“I’m pretty disappointed, but if this is what people want to see, a race decided on a downhill,” Andy Schleck said. “I don’t think that. A finish like this should not be allowed.”
Leopard team boss Brian Nygaard did not criticize the course in admitting, “It was not a good day for us. It was very, very difficult racing conditions; the gap wasn’t immense on top of the climb, but Evans saw his chance and took it. They took some risks on that descent and it really paid off.”
What was clear was that up the steeper parts of the last climb and down the highly technical descent the Schlecks did not have what it takes to win this Tour. They may have a strong team but they aren’t prepared to take chances like Evans and Contador. And this is a Tour de France where taking tactical risks is just as important, or perhaps more important, than being the best climber or the fastest time trialist.

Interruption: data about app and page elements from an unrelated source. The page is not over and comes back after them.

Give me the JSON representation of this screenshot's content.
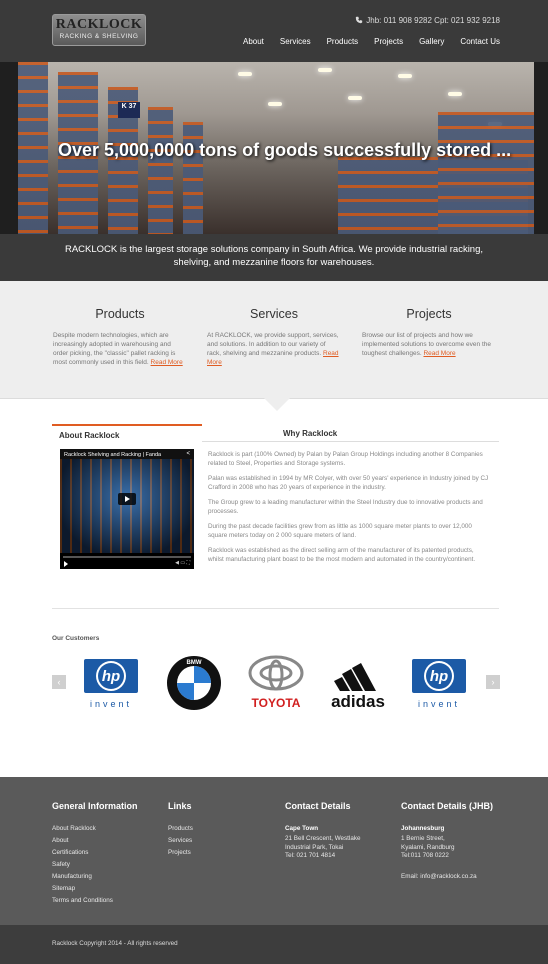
{
  "header": {
    "logo_text": "RACKLOCK",
    "logo_subtext": "RACKING & SHELVING",
    "contact": "Jhb: 011 908 9282   Cpt: 021 932 9218",
    "nav": [
      "About",
      "Services",
      "Products",
      "Projects",
      "Gallery",
      "Contact Us"
    ]
  },
  "hero": {
    "caption": "Over 5,000,0000 tons of goods successfully stored ...",
    "sign_text": "K 37"
  },
  "tagline": "RACKLOCK is the largest storage solutions company in South Africa. We provide industrial racking, shelving, and mezzanine floors for warehouses.",
  "features": [
    {
      "title": "Products",
      "text": "Despite modern technologies, which are increasingly adopted in warehousing and order picking, the \"classic\" pallet racking is most commonly used in this field.",
      "link": "Read More"
    },
    {
      "title": "Services",
      "text": "At RACKLOCK, we provide support, services, and solutions. In addition to our variety of rack, shelving and mezzanine products.",
      "link": "Read More"
    },
    {
      "title": "Projects",
      "text": "Browse our list of projects and how we implemented solutions to overcome even the toughest challenges.",
      "link": "Read More"
    }
  ],
  "tabs": {
    "about": "About Racklock",
    "why": "Why Racklock"
  },
  "video": {
    "title": "Racklock Shelving and Racking | Fanda"
  },
  "about_paragraphs": [
    "Racklock is part (100% Owned) by Palan by Palan Group Holdings including another 8 Companies related to Steel, Properties and Storage systems.",
    "Palan was established in 1994 by MR Colyer, with over 50 years' experience in Industry joined by CJ Crafford in 2008 who has 20 years of experience in the industry.",
    "The Group grew to a leading manufacturer within the Steel Industry due to innovative products and processes.",
    "During the past decade facilities grew from as little as 1000 square meter plants to over 12,000 square meters today on 2 000 square meters of land.",
    "Racklock was established as the direct selling arm of the manufacturer of its patented products, whilst manufacturing plant boast to be the most modern and automated in the country/continent."
  ],
  "customers": {
    "title": "Our Customers",
    "logos": [
      {
        "name": "hp",
        "tagline": "invent",
        "icon": "hp-logo"
      },
      {
        "name": "BMW",
        "icon": "bmw-logo"
      },
      {
        "name": "TOYOTA",
        "icon": "toyota-logo"
      },
      {
        "name": "adidas",
        "icon": "adidas-logo"
      },
      {
        "name": "hp",
        "tagline": "invent",
        "icon": "hp-logo"
      }
    ]
  },
  "footer": {
    "general": {
      "title": "General Information",
      "links": [
        "About Racklock",
        "About",
        "Certifications",
        "Safety",
        "Manufacturing",
        "Sitemap",
        "Terms and Conditions"
      ]
    },
    "links": {
      "title": "Links",
      "links": [
        "Products",
        "Services",
        "Projects"
      ]
    },
    "contact": {
      "title": "Contact Details",
      "region": "Cape Town",
      "address": [
        "21 Bell Crescent, Westlake",
        "Industrial Park, Tokai",
        "Tel: 021 701 4814"
      ]
    },
    "contact_jhb": {
      "title": "Contact Details (JHB)",
      "region": "Johannesburg",
      "address": [
        "1 Bernie Street,",
        "Kyalami, Randburg",
        "Tel:011 708 0222"
      ],
      "email": "Email: info@racklock.co.za"
    },
    "copyright": "Racklock Copyright 2014 - All rights reserved"
  },
  "colors": {
    "accent": "#e05c22",
    "dark": "#3a3a3a",
    "footer": "#5a5a5a"
  }
}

The Leopard team tried to put a brave face on their losses Tuesday. “It was not a devastating gap,” Nygaard said. “and we’re still going into the Alps feeling as if there’s still a lot for us to do there.”
Andy Schleck was also optimistic. “I am confident and my form is good,” he said. “I showed it (already) and I will show it again.”
Top 15 GC
- 1. Thomas Voeckler, Team Europcar, in 69h 00′ 56″
- 2. Cadel Evans, BMC Racing Team, at 01:45
- 3. Frank Schleck, Team Leopard-Trek, at 01:49
- 4. Andy Schleck, Team Leopard-Trek, at 03:03
- 5. Samuel Sanchez, Euskaltel – Euskadi, at 03:26
- 6. Alberto Contador, Saxo Bank Sungard, at 03:42
- 7. Ivan Basso, Liquigas-Cannondale, at 03:49
- 8. Damiano Cunego, Lampre – Isd, at 04:01
- 9. Tom Danielson, Team Garmin – Cervelo, at 06:04
- 10. Rigoberto Uran, Sky Procycling, at 07:55
- 11. Jean-Christophe Peraud, Ag2r La Mondiale, at 08:20
- 12. Kevin De Weert, Quick Step Cycling Team, at 09:00
- 13. Rein Taaramae, Cofidis Le Credit En Ligne, at 09:02
- 14. Pierre Rolland, Team Europcar, at 09:53
- 15. Peter Velits, HTC-Highroad, at 10:01
Older brother Fränk added, “We have our plan (to win the Tour) and we will continue with that plan. It’s going to be a great last week.”
It’s true that the Schlecks will be better on the longer climbs of the Alps, especially when the road tops 2,000 meters in altitude, as in the stages coming up on Thursday and Friday to the Col du Galibier and L’Alpe d’Huez. But next up is another unpredictable stage to Pinerolo in Italy, which closes with a much steeper climb up to Pramartino, which has a more wicked downhill than the one to Gap on Tuesday. (Related: Stage 17 description)
If the Schlecks again fail to take risks, their time gaps on Evans could grow much larger than their respective four seconds (to Fränk) and 1:18 (to Andy), while Contador is lurking just 39 seconds behind the younger Schleck.
They also have to be wary of Euskaltel’s Sanchez, who has had superb form this past week and has moved up to fifth overall, only seconds behind the two Schlecks.
The older Schleck was right when he said this will be a great last week, but the way things are going, the yellow jersey looks more distant for him and his brother than at any point in this Tour.